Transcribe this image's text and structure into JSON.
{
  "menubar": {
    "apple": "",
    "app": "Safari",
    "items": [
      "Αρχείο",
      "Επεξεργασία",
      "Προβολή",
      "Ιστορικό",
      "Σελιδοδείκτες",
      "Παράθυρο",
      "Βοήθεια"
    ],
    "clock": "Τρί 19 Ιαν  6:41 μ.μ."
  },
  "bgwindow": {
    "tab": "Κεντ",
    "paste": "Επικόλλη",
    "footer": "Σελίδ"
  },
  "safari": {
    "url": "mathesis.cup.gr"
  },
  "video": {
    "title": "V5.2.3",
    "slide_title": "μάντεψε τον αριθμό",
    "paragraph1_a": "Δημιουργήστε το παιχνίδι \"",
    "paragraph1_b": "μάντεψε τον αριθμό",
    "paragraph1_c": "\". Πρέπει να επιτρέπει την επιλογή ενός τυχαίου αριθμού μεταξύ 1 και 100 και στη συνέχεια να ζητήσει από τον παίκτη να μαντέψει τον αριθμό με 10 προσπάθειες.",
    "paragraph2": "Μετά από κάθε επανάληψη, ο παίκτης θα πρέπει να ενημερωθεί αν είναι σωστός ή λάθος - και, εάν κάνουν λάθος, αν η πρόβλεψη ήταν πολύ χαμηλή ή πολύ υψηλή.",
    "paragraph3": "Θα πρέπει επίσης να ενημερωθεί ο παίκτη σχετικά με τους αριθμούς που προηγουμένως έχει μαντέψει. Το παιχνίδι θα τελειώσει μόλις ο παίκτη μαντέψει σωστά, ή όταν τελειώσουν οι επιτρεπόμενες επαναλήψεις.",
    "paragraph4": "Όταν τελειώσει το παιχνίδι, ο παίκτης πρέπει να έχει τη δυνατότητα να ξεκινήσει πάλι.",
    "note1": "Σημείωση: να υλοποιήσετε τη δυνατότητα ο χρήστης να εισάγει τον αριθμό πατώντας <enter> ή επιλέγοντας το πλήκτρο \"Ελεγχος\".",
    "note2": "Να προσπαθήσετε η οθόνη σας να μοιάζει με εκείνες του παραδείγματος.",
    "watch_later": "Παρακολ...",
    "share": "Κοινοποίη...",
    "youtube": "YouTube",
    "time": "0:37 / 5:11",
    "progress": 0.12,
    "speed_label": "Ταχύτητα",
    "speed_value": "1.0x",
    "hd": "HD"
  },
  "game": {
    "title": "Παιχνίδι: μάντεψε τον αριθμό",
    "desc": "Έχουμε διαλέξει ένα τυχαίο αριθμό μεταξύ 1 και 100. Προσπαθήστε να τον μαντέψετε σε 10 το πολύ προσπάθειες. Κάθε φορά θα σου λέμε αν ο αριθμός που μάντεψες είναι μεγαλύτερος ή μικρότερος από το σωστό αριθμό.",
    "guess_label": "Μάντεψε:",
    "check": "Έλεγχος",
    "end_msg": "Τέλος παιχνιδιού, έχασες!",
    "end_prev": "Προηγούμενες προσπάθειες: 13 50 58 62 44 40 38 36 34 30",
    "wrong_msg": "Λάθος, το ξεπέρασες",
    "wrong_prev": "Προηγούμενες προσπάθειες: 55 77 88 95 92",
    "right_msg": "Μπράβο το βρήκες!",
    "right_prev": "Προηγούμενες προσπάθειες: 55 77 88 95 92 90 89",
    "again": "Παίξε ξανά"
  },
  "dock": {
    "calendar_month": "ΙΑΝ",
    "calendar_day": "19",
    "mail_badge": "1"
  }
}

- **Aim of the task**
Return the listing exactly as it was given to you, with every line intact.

- **Response to the exercise**
Transcribe this image's text and structure into JSON.
{
  "menubar": {
    "apple": "",
    "app": "Safari",
    "items": [
      "Αρχείο",
      "Επεξεργασία",
      "Προβολή",
      "Ιστορικό",
      "Σελιδοδείκτες",
      "Παράθυρο",
      "Βοήθεια"
    ],
    "clock": "Τρί 19 Ιαν  6:41 μ.μ."
  },
  "bgwindow": {
    "tab": "Κεντ",
    "paste": "Επικόλλη",
    "footer": "Σελίδ"
  },
  "safari": {
    "url": "mathesis.cup.gr"
  },
  "video": {
    "title": "V5.2.3",
    "slide_title": "μάντεψε τον αριθμό",
    "paragraph1_a": "Δημιουργήστε το παιχνίδι \"",
    "paragraph1_b": "μάντεψε τον αριθμό",
    "paragraph1_c": "\". Πρέπει να επιτρέπει την επιλογή ενός τυχαίου αριθμού μεταξύ 1 και 100 και στη συνέχεια να ζητήσει από τον παίκτη να μαντέψει τον αριθμό με 10 προσπάθειες.",
    "paragraph2": "Μετά από κάθε επανάληψη, ο παίκτης θα πρέπει να ενημερωθεί αν είναι σωστός ή λάθος - και, εάν κάνουν λάθος, αν η πρόβλεψη ήταν πολύ χαμηλή ή πολύ υψηλή.",
    "paragraph3": "Θα πρέπει επίσης να ενημερωθεί ο παίκτη σχετικά με τους αριθμούς που προηγουμένως έχει μαντέψει. Το παιχνίδι θα τελειώσει μόλις ο παίκτη μαντέψει σωστά, ή όταν τελειώσουν οι επιτρεπόμενες επαναλήψεις.",
    "paragraph4": "Όταν τελειώσει το παιχνίδι, ο παίκτης πρέπει να έχει τη δυνατότητα να ξεκινήσει πάλι.",
    "note1": "Σημείωση: να υλοποιήσετε τη δυνατότητα ο χρήστης να εισάγει τον αριθμό πατώντας <enter> ή επιλέγοντας το πλήκτρο \"Ελεγχος\".",
    "note2": "Να προσπαθήσετε η οθόνη σας να μοιάζει με εκείνες του παραδείγματος.",
    "watch_later": "Παρακολ...",
    "share": "Κοινοποίη...",
    "youtube": "YouTube",
    "time": "0:37 / 5:11",
    "progress": 0.12,
    "speed_label": "Ταχύτητα",
    "speed_value": "1.0x",
    "hd": "HD"
  },
  "game": {
    "title": "Παιχνίδι: μάντεψε τον αριθμό",
    "desc": "Έχουμε διαλέξει ένα τυχαίο αριθμό μεταξύ 1 και 100. Προσπαθήστε να τον μαντέψετε σε 10 το πολύ προσπάθειες. Κάθε φορά θα σου λέμε αν ο αριθμός που μάντεψες είναι μεγαλύτερος ή μικρότερος από το σωστό αριθμό.",
    "guess_label": "Μάντεψε:",
    "check": "Έλεγχος",
    "end_msg": "Τέλος παιχνιδιού, έχασες!",
    "end_prev": "Προηγούμενες προσπάθειες: 13 50 58 62 44 40 38 36 34 30",
    "wrong_msg": "Λάθος, το ξεπέρασες",
    "wrong_prev": "Προηγούμενες προσπάθειες: 55 77 88 95 92",
    "right_msg": "Μπράβο το βρήκες!",
    "right_prev": "Προηγούμενες προσπάθειες: 55 77 88 95 92 90 89",
    "again": "Παίξε ξανά"
  },
  "dock": {
    "calendar_month": "ΙΑΝ",
    "calendar_day": "19",
    "mail_badge": "1"
  }
}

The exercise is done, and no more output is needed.